* [Listed entries]
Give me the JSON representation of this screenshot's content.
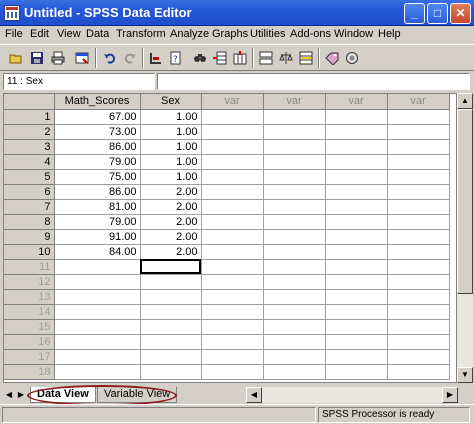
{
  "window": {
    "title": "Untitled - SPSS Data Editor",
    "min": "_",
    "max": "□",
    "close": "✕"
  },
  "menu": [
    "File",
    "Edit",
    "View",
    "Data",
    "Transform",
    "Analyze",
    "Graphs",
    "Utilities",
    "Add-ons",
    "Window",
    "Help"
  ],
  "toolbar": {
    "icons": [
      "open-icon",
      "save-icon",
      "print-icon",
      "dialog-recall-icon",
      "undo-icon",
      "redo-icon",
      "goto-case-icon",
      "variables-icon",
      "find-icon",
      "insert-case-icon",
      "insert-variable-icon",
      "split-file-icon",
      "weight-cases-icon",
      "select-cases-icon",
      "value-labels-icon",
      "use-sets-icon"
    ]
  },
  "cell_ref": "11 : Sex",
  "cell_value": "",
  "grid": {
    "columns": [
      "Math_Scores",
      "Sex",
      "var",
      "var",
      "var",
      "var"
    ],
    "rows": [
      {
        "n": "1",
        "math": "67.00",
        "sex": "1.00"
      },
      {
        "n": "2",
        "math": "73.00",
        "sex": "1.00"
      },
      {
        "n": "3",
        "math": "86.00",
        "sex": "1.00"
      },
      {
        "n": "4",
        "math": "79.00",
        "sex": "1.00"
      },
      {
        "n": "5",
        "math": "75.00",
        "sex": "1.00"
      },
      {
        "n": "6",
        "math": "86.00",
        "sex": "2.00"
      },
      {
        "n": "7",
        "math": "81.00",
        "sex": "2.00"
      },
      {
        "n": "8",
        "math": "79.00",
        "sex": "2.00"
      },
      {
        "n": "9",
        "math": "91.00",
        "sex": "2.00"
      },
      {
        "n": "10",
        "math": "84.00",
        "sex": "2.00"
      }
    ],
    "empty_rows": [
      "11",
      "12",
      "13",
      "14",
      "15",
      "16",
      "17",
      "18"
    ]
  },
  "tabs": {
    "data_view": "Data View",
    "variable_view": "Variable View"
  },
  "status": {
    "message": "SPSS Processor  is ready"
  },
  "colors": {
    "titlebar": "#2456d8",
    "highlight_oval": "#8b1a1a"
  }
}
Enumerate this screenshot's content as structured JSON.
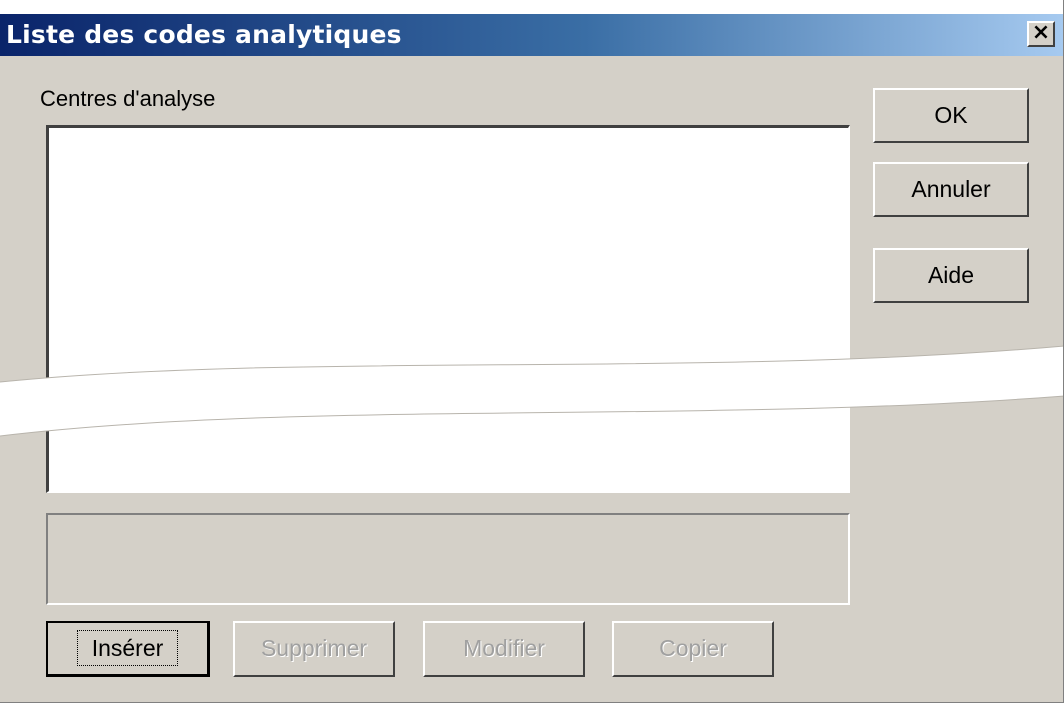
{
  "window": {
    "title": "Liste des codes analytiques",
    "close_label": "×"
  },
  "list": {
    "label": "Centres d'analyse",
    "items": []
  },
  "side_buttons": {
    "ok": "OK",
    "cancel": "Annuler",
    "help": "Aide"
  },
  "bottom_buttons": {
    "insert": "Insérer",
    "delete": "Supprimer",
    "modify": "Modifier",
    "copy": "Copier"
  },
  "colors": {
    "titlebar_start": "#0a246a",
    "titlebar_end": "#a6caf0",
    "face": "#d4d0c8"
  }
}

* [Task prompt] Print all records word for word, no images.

* [Problem solution]
Give me the JSON representation of this screenshot's content.
{
  "window": {
    "title": "Untitled - SPSS Data Editor",
    "min": "_",
    "max": "□",
    "close": "✕"
  },
  "menu": [
    "File",
    "Edit",
    "View",
    "Data",
    "Transform",
    "Analyze",
    "Graphs",
    "Utilities",
    "Add-ons",
    "Window",
    "Help"
  ],
  "toolbar": {
    "icons": [
      "open-icon",
      "save-icon",
      "print-icon",
      "dialog-recall-icon",
      "undo-icon",
      "redo-icon",
      "goto-case-icon",
      "variables-icon",
      "find-icon",
      "insert-case-icon",
      "insert-variable-icon",
      "split-file-icon",
      "weight-cases-icon",
      "select-cases-icon",
      "value-labels-icon",
      "use-sets-icon"
    ]
  },
  "cell_ref": "11 : Sex",
  "cell_value": "",
  "grid": {
    "columns": [
      "Math_Scores",
      "Sex",
      "var",
      "var",
      "var",
      "var"
    ],
    "rows": [
      {
        "n": "1",
        "math": "67.00",
        "sex": "1.00"
      },
      {
        "n": "2",
        "math": "73.00",
        "sex": "1.00"
      },
      {
        "n": "3",
        "math": "86.00",
        "sex": "1.00"
      },
      {
        "n": "4",
        "math": "79.00",
        "sex": "1.00"
      },
      {
        "n": "5",
        "math": "75.00",
        "sex": "1.00"
      },
      {
        "n": "6",
        "math": "86.00",
        "sex": "2.00"
      },
      {
        "n": "7",
        "math": "81.00",
        "sex": "2.00"
      },
      {
        "n": "8",
        "math": "79.00",
        "sex": "2.00"
      },
      {
        "n": "9",
        "math": "91.00",
        "sex": "2.00"
      },
      {
        "n": "10",
        "math": "84.00",
        "sex": "2.00"
      }
    ],
    "empty_rows": [
      "11",
      "12",
      "13",
      "14",
      "15",
      "16",
      "17",
      "18"
    ]
  },
  "tabs": {
    "data_view": "Data View",
    "variable_view": "Variable View"
  },
  "status": {
    "message": "SPSS Processor  is ready"
  },
  "colors": {
    "titlebar": "#2456d8",
    "highlight_oval": "#8b1a1a"
  }
}
Enumerate this screenshot's content as structured JSON.
{
  "window": {
    "title": "Liste des codes analytiques",
    "close_label": "×"
  },
  "list": {
    "label": "Centres d'analyse",
    "items": []
  },
  "side_buttons": {
    "ok": "OK",
    "cancel": "Annuler",
    "help": "Aide"
  },
  "bottom_buttons": {
    "insert": "Insérer",
    "delete": "Supprimer",
    "modify": "Modifier",
    "copy": "Copier"
  },
  "colors": {
    "titlebar_start": "#0a246a",
    "titlebar_end": "#a6caf0",
    "face": "#d4d0c8"
  }
}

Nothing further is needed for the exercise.